Dataset content Start Marker
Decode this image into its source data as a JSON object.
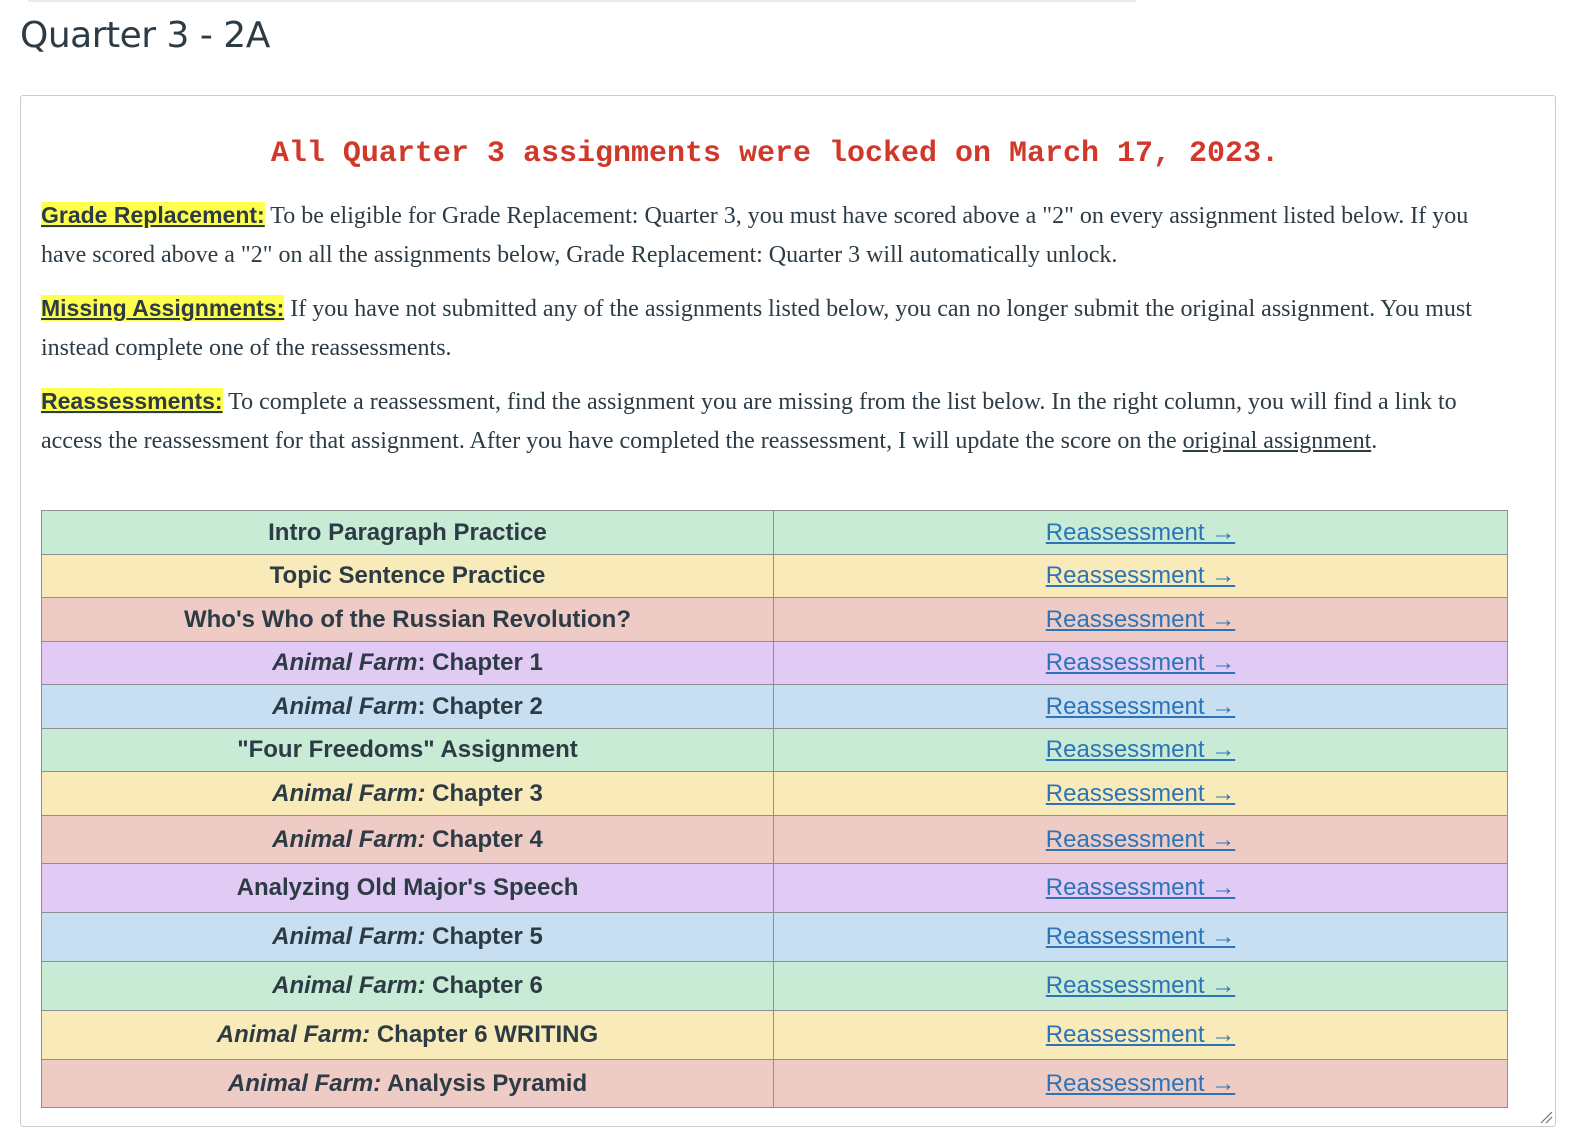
{
  "page": {
    "title": "Quarter 3 - 2A"
  },
  "notice": {
    "lock_text": "All Quarter 3 assignments were locked on March 17, 2023."
  },
  "sections": {
    "grade_replacement": {
      "label": "Grade Replacement:",
      "text": " To be eligible for Grade Replacement: Quarter 3, you must have scored above a \"2\" on every assignment listed below. If you have scored above a \"2\" on all the assignments below, Grade Replacement: Quarter 3 will automatically unlock."
    },
    "missing_assignments": {
      "label": "Missing Assignments:",
      "text": " If you have not submitted any of the assignments listed below, you can no longer submit the original assignment. You must instead complete one of the reassessments."
    },
    "reassessments": {
      "label": "Reassessments:",
      "text": " To complete a reassessment, find the assignment you are missing from the list below. In the right column, you will find a link to access the reassessment for that assignment. After you have completed the reassessment, I will update the score on the ",
      "link_text": "original assignment",
      "suffix": "."
    }
  },
  "colors": {
    "green": "#c8ebd6",
    "yellow": "#f8eab9",
    "red": "#efcbc6",
    "purple": "#e1cbf5",
    "blue": "#c8dff2",
    "lock_red": "#d0382a",
    "highlight": "#ffff4d",
    "link_blue": "#2b74b8"
  },
  "table": {
    "rows": [
      {
        "italic": "",
        "title": "Intro Paragraph Practice",
        "link": "Reassessment →",
        "color": "green",
        "height": 44
      },
      {
        "italic": "",
        "title": "Topic Sentence Practice",
        "link": "Reassessment →",
        "color": "yellow",
        "height": 43
      },
      {
        "italic": "",
        "title": "Who's Who of the Russian Revolution?",
        "link": "Reassessment →",
        "color": "red",
        "height": 44
      },
      {
        "italic": "Animal Farm",
        "title": ": Chapter 1",
        "link": "Reassessment →",
        "color": "purple",
        "height": 43
      },
      {
        "italic": "Animal Farm",
        "title": ": Chapter 2",
        "link": "Reassessment →",
        "color": "blue",
        "height": 44
      },
      {
        "italic": "",
        "title": "\"Four Freedoms\" Assignment",
        "link": "Reassessment →",
        "color": "green",
        "height": 43
      },
      {
        "italic": "Animal Farm:",
        "title": " Chapter 3",
        "link": "Reassessment →",
        "color": "yellow",
        "height": 44
      },
      {
        "italic": "Animal Farm:",
        "title": " Chapter 4",
        "link": "Reassessment →",
        "color": "red",
        "height": 48
      },
      {
        "italic": "",
        "title": "Analyzing Old Major's Speech",
        "link": "Reassessment →",
        "color": "purple",
        "height": 49
      },
      {
        "italic": "Animal Farm:",
        "title": " Chapter 5",
        "link": "Reassessment →",
        "color": "blue",
        "height": 49
      },
      {
        "italic": "Animal Farm:",
        "title": " Chapter 6",
        "link": "Reassessment →",
        "color": "green",
        "height": 49
      },
      {
        "italic": "Animal Farm:",
        "title": " Chapter 6 WRITING",
        "link": "Reassessment →",
        "color": "yellow",
        "height": 49
      },
      {
        "italic": "Animal Farm:",
        "title": " Analysis Pyramid",
        "link": "Reassessment →",
        "color": "red",
        "height": 48
      }
    ]
  }
}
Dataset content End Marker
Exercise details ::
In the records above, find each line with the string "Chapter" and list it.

Answer below ::
        "title": ": Chapter 1",
        "title": ": Chapter 2",
        "title": " Chapter 3",
        "title": " Chapter 4",
        "title": " Chapter 5",
        "title": " Chapter 6",
        "title": " Chapter 6 WRITING",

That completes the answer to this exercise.